Containment Solutions IBC IBC and Bins The original IBC (Intermediate Bulk Container) was made from plywood in 1937 for the storage and handling of flour...Read More
Blending baffles are one of the most misunderstood principles in IBC Tumble Blending. The purpose of this paper is to dispel the myths surrounding them and identify when they can be beneficial.
Blending baffles are paddles, plates or bars placed inside Intermediate Bulk Containers (IBC or Bins) that can be either static (non-moving) or powered rotation type. The baffle provides an obstruction in the IBC causing the contents to be redirected as the IBC is tumble blended.
Reason #1 – Baffles are added to IBCs for the “perceived” benefit of enhancing blend uniformity. Notice that the term “perceived” is used because in actual practice, regardless of baffle type, the blend uniformity will suffer. This seems counterintuitive to most people since “certainly something is needed inside an IBC to get the ingredients to mix?” This is a correct assumption when dealing with liquids and it would seem to be common sense as everyone has used a hand mixer in the kitchen. The difference here is that liquids and dry powders react very different to agitation. Dry powders do not have any cohesion to bind the blended ingredients as do liquid blends.
Reason #2 – To extend the effective IBC fill range. Baffles allow the IBC to have fill volume down to 25% of the total capacity vs. 50% of total IBC volume of an IBC without a baffle. IBCs that have less than 50% fill do not have adequate volume needed to produce the cross flow induced by the IBC geometry. The baffle serves as an obstacle for product to flow around to produce some level of agitation, albeit not nearly as effective the cross flow principle.

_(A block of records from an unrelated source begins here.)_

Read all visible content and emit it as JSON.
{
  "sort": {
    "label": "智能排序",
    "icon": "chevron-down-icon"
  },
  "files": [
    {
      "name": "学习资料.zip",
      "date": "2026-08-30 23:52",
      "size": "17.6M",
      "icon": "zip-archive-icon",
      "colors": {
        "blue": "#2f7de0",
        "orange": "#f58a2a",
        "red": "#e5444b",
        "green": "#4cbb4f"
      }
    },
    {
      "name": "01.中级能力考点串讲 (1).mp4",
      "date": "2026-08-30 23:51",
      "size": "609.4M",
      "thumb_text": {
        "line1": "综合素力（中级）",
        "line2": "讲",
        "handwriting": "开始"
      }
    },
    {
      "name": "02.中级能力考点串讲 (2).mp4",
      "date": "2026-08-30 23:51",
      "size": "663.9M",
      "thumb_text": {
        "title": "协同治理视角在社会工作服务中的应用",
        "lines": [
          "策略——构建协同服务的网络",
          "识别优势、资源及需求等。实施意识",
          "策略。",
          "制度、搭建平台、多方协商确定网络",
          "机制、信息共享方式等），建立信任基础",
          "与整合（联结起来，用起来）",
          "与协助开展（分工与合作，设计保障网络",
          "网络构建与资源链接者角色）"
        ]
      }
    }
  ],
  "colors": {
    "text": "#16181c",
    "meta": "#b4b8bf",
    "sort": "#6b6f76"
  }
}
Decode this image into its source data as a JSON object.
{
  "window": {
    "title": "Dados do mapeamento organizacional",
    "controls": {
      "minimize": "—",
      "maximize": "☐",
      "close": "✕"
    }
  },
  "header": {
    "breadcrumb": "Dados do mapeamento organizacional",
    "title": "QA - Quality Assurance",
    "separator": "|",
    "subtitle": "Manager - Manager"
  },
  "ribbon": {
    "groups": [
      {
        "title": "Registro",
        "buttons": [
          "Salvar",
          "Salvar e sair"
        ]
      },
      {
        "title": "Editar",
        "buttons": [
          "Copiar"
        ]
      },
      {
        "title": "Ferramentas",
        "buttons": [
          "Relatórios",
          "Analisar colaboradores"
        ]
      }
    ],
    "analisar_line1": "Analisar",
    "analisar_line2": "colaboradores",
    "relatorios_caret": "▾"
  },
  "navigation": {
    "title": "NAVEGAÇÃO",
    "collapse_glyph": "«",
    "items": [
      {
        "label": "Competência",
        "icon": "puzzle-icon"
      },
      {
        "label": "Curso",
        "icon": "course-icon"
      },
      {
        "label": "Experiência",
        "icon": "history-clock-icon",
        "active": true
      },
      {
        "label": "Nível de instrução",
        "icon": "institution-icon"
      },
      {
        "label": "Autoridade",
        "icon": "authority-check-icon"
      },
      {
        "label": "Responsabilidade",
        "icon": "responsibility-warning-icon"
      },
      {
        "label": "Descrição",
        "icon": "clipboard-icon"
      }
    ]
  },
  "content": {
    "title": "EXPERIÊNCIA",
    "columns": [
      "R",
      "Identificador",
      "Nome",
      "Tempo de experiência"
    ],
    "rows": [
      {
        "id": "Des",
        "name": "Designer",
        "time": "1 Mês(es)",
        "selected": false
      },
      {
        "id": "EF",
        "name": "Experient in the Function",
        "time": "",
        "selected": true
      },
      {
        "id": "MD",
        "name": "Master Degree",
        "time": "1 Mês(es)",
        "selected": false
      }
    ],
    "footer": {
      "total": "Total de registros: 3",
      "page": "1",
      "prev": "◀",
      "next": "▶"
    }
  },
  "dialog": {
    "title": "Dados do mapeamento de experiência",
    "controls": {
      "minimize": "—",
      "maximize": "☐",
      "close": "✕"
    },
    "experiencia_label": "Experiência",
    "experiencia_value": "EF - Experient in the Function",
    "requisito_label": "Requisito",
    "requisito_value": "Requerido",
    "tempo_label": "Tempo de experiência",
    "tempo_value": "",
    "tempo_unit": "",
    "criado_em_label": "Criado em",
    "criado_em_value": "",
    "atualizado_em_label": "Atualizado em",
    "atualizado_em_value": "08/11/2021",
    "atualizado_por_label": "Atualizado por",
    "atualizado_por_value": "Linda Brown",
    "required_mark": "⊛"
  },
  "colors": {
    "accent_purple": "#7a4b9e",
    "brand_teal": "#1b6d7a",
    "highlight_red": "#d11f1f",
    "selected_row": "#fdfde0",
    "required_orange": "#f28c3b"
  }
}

Blend Baffles may be an attractive alternative for companies that have a wide range of batch sizes since the larger fill range of the baffled IBC reduces the number of different capacity IBCs needed. Please note that this is a compromise solution and product specific evaluations should be performed since blend quality will not be as good as an un-baffled IBC as described above.
Reason #3 – Cylindrical body IBCs. Baffles are needed in cylindrical body IBCs since they have no inherent mechanism to produce cross flow. Square or rectangular body IBC are tumble blender skewed l5° to 30° on the rotational axis. This angle produces cross flow due to the straight wall sections at continuously changing opposing angles throughout the revolution.
The area behind the baffle produces a void as product flows around it and becomes a pocket of free-fall induced segregation. Those familiar with the principle of free-fall induced segregation will recognize that a baffle creates the same effect but on a smaller scale with more repetition. Free-fall induced segregation is where a mass of uniformly blended material is allowed to make an uncontrolled fall (typically occurring in trough floor product transfers) that allow the larger dense particles to drop faster than low density fine particles.
Typically the RSD (Relative Standard Deviation) will suffer by 2% to 3.5% (or more) when using a baffle system. For example, a properly designed rectangular IBC blending system with no blend baffles will achieve a .5% to 1.5% RSD on a robust formulation. The same system with blending baffles installed would have an RSD ranging from 2.5 to 4% RSD.
Baffles would be helpful when blending batches that are 50% or less volume than the total volumetric capacity of the IBCs you have available. Baffles will enhance blending in cylindrical body IBCs. Please note again that in both cases baffles are a compromise since blend quality will not be as good as an un-baffled rectangular IBC.